7) Enable Local Governments and communities to be the catalyst of local change.

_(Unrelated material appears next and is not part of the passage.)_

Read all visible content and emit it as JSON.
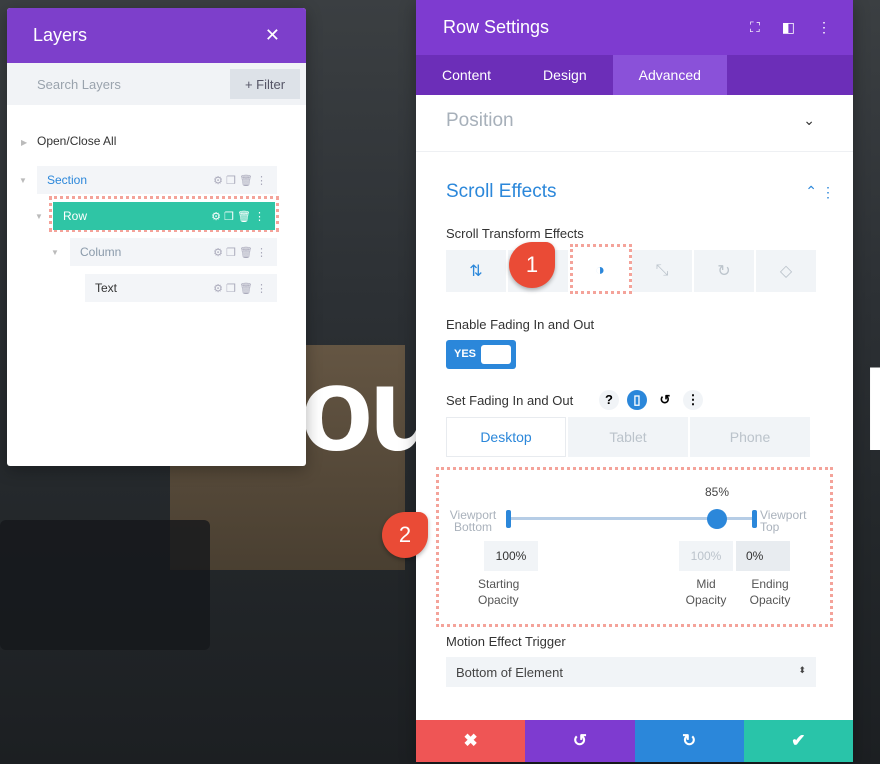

The Urban Ecology Lab proposes a research project in a partnership with the Council of Architecture and Urbanism of Santa Catarina (CAU/SC) through a collaboration agreement between the Federal University of Santa Catarina (UFSC) and CAU/SC. Its main objective is to organize a multidisciplinary network of researchers through a platform that fosters the resilience of cities in the Santa Catarina State, and in the future, of Brazil, based on a systemic and transdisciplinary approach to environmental regeneration associated with ensuring quality of life and reducing inequalities. This wide network of researchers linked to universities, technical entities and public agents should encourage the production, organization, systematization and monitoring of data related to urban dynamics – socioeconomic and environmental – of cities in Santa Catarina and in the future in Brazil. The initial studies for the Platform listed 14 preliminary thematic axes to support integrated solutions for projects and proposals for urban space. The 14 preliminary thematic axes are: water; community; consumption and disposal; economy; ecosystems; education; energy; equity; governance; mobility; housing; health and wellness; natural soil; and environmental vulnerability. The collaborative platform should allow the connection with other networks, observatories and platforms, and will consist of scientific, technical and other publications prepared by civil society, systematized at the intersection between the broad thematic axes, and that demonstrate the potential of contributions that associate positive impacts on several of these areas simultaneously. The proposal aims to assist local municipalities to develop urbanization plans that promotes a synergy among several governmental areas, usually fragmented, sharing mutual benefits. Therefore, the impact is measured by the implementation of such changes in their urbanization plans.